I have been a bit absent from my writing world for the last month or so.  I've been able to sneak in a couple things but with the start of school for myself and three of my four children...well, it's been busy.  I've missed it!
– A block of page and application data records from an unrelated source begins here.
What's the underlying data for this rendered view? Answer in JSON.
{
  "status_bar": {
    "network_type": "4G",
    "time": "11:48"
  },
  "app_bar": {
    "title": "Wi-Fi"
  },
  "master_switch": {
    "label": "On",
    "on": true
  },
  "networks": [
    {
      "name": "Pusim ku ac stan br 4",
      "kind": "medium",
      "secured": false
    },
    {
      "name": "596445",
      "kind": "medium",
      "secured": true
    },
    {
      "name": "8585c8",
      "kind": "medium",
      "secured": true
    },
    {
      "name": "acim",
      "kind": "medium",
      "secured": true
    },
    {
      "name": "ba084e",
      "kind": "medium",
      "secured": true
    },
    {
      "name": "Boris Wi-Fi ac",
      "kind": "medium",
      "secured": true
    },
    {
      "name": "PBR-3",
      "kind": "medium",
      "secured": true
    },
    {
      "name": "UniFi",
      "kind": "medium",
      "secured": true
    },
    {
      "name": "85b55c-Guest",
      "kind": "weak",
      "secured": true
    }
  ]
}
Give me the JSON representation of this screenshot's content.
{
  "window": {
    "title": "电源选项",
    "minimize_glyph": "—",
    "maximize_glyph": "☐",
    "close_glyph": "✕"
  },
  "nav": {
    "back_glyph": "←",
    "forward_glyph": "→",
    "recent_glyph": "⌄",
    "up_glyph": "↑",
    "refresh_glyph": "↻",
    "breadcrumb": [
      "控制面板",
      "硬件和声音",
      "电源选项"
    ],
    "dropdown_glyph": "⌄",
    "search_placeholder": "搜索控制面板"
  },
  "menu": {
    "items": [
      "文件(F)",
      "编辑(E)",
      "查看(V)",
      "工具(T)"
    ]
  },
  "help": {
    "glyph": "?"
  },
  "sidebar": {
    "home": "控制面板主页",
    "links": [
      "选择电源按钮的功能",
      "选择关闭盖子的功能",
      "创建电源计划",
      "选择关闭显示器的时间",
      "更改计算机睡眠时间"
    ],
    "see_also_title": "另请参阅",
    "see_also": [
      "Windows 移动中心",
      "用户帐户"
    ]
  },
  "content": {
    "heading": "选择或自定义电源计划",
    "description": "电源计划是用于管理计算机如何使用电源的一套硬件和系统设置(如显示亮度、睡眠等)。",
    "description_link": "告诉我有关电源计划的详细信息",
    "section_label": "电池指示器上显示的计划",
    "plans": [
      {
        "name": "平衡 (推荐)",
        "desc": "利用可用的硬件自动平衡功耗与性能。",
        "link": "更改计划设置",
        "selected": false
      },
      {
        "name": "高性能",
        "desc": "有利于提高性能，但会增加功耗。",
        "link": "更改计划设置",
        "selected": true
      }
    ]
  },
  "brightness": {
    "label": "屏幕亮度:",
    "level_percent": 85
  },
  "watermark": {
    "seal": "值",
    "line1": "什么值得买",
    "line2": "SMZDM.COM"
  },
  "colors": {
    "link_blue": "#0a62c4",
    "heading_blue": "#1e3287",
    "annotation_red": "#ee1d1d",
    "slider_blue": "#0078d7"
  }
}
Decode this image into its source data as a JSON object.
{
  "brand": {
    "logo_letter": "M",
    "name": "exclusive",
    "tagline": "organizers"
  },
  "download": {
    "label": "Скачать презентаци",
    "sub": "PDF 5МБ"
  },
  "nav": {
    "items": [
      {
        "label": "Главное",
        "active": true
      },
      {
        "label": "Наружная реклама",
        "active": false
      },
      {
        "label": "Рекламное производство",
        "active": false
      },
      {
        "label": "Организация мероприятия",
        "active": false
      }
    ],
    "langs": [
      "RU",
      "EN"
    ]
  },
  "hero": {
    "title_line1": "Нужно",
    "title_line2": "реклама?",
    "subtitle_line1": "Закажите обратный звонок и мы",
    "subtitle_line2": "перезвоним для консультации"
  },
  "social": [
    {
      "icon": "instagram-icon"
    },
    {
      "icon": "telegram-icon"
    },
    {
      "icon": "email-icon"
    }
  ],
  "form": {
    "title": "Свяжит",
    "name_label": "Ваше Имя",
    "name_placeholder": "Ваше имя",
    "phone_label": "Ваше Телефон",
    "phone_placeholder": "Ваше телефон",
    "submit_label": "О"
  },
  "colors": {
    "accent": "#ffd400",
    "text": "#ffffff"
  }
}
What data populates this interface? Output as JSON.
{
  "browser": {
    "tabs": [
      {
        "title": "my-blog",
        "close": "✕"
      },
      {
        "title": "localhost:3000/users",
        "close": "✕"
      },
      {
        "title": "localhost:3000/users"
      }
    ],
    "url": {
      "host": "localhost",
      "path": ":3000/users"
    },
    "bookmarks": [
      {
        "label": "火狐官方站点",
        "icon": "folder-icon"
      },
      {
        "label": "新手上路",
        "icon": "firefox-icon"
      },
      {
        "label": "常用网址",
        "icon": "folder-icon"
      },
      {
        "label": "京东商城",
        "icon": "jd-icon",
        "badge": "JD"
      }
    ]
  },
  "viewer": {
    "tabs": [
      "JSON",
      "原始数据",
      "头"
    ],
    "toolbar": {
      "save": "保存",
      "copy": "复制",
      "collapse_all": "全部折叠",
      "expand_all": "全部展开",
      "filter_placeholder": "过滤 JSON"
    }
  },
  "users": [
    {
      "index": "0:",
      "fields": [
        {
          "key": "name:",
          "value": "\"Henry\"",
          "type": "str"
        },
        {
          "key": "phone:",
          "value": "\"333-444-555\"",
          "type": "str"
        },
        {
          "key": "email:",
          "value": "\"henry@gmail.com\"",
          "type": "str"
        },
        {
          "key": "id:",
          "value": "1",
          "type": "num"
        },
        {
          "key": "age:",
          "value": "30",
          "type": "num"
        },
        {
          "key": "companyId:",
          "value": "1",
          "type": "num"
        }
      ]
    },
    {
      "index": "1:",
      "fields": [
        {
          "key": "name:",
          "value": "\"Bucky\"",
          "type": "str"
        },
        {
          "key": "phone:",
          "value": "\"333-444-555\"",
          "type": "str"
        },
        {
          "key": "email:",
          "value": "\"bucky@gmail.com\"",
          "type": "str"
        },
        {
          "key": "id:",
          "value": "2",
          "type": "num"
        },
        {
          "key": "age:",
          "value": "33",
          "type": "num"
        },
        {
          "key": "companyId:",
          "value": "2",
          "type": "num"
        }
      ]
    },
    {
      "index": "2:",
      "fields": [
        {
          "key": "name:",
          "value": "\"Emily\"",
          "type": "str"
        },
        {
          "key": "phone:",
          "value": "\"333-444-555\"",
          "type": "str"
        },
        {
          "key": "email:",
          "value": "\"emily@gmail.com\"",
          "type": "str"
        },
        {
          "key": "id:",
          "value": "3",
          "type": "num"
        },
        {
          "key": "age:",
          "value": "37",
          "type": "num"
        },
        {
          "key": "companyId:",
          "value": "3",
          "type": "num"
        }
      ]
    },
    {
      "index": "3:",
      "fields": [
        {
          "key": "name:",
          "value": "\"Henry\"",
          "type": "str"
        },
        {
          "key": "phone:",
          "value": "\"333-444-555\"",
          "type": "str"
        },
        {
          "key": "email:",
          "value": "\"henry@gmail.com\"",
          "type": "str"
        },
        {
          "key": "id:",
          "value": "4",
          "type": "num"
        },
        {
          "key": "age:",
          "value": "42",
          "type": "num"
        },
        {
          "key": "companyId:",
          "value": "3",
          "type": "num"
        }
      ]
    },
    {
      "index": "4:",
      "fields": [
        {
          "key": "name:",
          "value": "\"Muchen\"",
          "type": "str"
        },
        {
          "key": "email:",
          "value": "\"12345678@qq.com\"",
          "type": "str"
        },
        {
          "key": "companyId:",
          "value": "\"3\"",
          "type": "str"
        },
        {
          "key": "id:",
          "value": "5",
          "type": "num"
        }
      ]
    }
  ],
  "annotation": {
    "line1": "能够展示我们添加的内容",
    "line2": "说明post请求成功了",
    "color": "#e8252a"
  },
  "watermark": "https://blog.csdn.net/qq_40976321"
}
I have been watching my new crop of kindergarten students closely during our time together.  I am optimistic about the year ahead with them.  I have an interesting mix of students this year that should keep me challenged, laughing and learning. ( For a little extra challenge, I also have a student teacher on board for the first semester who is awesome!)  My mix of kiddos includes everything from immature four-year-olds to mature six-year-olds and everything in between.  I have children with ADHD and those I suspect have it, children with speech and language issues, a child with a significant hearing loss, children who like to talk (with loud voices!), children who hardly talk when asked a question in a one-to-one setting, a child who struggles not to cry in the morning, a child who thinks she can walk home whenever she feels like it (and doesn't bother to let anyone know before leaving), children with severe food allergies, children who know all of the alphabet letters, children who barely know their names, children who live with two adults in a stable home, children who don't know from day to day how they are getting home, children who can count to 100 and recognize numbers and children who think numbers and letters are all the same thing.  I have a pretty typical class.  I have a class that likes to play and have fun...and they have no idea that they are learning at the same time!

I have been watching their interactions with each other.  I have been watching their smiles.  I have been watching to learn their interests.  I have been telling stories with them.  I have been reading with them.  I have been helping them make new friends and giving them the time to do it.  We had a good first week and have approached the second week with a good attitudes.

As I was reading my email recently, I came upon an email from my sister about the "Cracked Pot."  Initially, I read it as a sentiment from one sibling to another.  Then I read it as something I wanted to share with teaching friends at the beginning of a new school year.  Finally, I read it as a teacher who is getting to know her new students.  I look forward to learning more about my new "cracked pots" each day and I am trying very hard to be positive as I look for the unique flaw in the children that are harder to connect with; that unique thing that I can use as a tool to build connections. 

I tried to find an author for the story of the "Cracked Pot" but only could find that it was an anonymous source.  If anyone knows a name for the author, please let me know so I can give proper credit.  I had to share it anyway.  Enjoy and have a great school year!

An elderly Chinese woman had two large pots, each hung on the ends of a pole which she carried across her neck. One of the pots had a crack in it while the other pot was perfect and always delivered a full portion of water. At the end of the long walks from the stream to the house, the cracked pot arrived only half full.

For a full two years this went on daily, with the woman bringing home only one and a half pots of water. Of course, the perfect pot was proud of its accomplishments. 

But the poor cracked pot was ashamed of its own imperfection, and miserable that it could only do half of what it had been made to do.

After two years of what it perceived to be bitter failure, it spoke to the woman one day by the stream. 'I am ashamed of myself, because this crack in my side causes water to leak out all the way back to your house.' The old woman smiled, 'Did you notice that there are flowers on your side of the path, but not on the other pot's side?' 'That's because I have always known about your flaw, so I planted flower seeds on your side of the path, and every day while we walk back, you water them.' For two years I have been able to pick these beautiful flowers to decorate the table. Without you being just the way you are, there would not be this beauty to grace the house.'

Each of us has our own unique flaw. But it's the cracks and flaws we each have that make our lives together so very interesting and rewarding.
You've just got to take each person for what they are and look for the good in them.